*** DATA EXCERPTS Section Begins ***
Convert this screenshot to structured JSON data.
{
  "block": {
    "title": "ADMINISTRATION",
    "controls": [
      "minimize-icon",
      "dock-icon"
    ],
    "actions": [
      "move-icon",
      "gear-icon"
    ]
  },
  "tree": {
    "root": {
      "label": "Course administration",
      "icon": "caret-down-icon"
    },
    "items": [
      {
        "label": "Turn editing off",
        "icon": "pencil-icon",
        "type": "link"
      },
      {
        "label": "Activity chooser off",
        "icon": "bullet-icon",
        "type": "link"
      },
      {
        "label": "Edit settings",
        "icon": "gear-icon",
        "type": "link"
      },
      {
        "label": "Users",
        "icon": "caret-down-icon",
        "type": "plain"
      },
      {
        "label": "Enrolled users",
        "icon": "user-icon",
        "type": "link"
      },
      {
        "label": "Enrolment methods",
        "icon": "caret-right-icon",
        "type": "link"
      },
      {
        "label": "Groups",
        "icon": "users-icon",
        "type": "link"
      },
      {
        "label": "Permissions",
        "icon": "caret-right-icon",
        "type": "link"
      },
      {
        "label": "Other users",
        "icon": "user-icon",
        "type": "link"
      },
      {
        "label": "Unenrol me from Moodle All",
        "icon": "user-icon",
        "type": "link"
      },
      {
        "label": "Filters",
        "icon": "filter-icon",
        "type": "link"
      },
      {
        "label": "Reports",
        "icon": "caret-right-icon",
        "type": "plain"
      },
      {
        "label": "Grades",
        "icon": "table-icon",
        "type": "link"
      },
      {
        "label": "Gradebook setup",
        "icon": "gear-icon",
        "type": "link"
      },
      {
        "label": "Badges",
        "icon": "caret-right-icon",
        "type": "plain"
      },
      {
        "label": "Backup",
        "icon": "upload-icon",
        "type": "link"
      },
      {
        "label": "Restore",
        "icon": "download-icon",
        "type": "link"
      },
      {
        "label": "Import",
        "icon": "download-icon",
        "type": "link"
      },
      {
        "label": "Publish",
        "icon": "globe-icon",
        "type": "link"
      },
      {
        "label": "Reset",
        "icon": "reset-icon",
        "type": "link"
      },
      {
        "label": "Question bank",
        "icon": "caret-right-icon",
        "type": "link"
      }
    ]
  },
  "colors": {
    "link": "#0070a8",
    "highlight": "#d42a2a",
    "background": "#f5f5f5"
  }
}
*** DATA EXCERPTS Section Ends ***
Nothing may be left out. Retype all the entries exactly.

**EXERCISE OUTPUT**
Convert this screenshot to structured JSON data.
{
  "block": {
    "title": "ADMINISTRATION",
    "controls": [
      "minimize-icon",
      "dock-icon"
    ],
    "actions": [
      "move-icon",
      "gear-icon"
    ]
  },
  "tree": {
    "root": {
      "label": "Course administration",
      "icon": "caret-down-icon"
    },
    "items": [
      {
        "label": "Turn editing off",
        "icon": "pencil-icon",
        "type": "link"
      },
      {
        "label": "Activity chooser off",
        "icon": "bullet-icon",
        "type": "link"
      },
      {
        "label": "Edit settings",
        "icon": "gear-icon",
        "type": "link"
      },
      {
        "label": "Users",
        "icon": "caret-down-icon",
        "type": "plain"
      },
      {
        "label": "Enrolled users",
        "icon": "user-icon",
        "type": "link"
      },
      {
        "label": "Enrolment methods",
        "icon": "caret-right-icon",
        "type": "link"
      },
      {
        "label": "Groups",
        "icon": "users-icon",
        "type": "link"
      },
      {
        "label": "Permissions",
        "icon": "caret-right-icon",
        "type": "link"
      },
      {
        "label": "Other users",
        "icon": "user-icon",
        "type": "link"
      },
      {
        "label": "Unenrol me from Moodle All",
        "icon": "user-icon",
        "type": "link"
      },
      {
        "label": "Filters",
        "icon": "filter-icon",
        "type": "link"
      },
      {
        "label": "Reports",
        "icon": "caret-right-icon",
        "type": "plain"
      },
      {
        "label": "Grades",
        "icon": "table-icon",
        "type": "link"
      },
      {
        "label": "Gradebook setup",
        "icon": "gear-icon",
        "type": "link"
      },
      {
        "label": "Badges",
        "icon": "caret-right-icon",
        "type": "plain"
      },
      {
        "label": "Backup",
        "icon": "upload-icon",
        "type": "link"
      },
      {
        "label": "Restore",
        "icon": "download-icon",
        "type": "link"
      },
      {
        "label": "Import",
        "icon": "download-icon",
        "type": "link"
      },
      {
        "label": "Publish",
        "icon": "globe-icon",
        "type": "link"
      },
      {
        "label": "Reset",
        "icon": "reset-icon",
        "type": "link"
      },
      {
        "label": "Question bank",
        "icon": "caret-right-icon",
        "type": "link"
      }
    ]
  },
  "colors": {
    "link": "#0070a8",
    "highlight": "#d42a2a",
    "background": "#f5f5f5"
  }
}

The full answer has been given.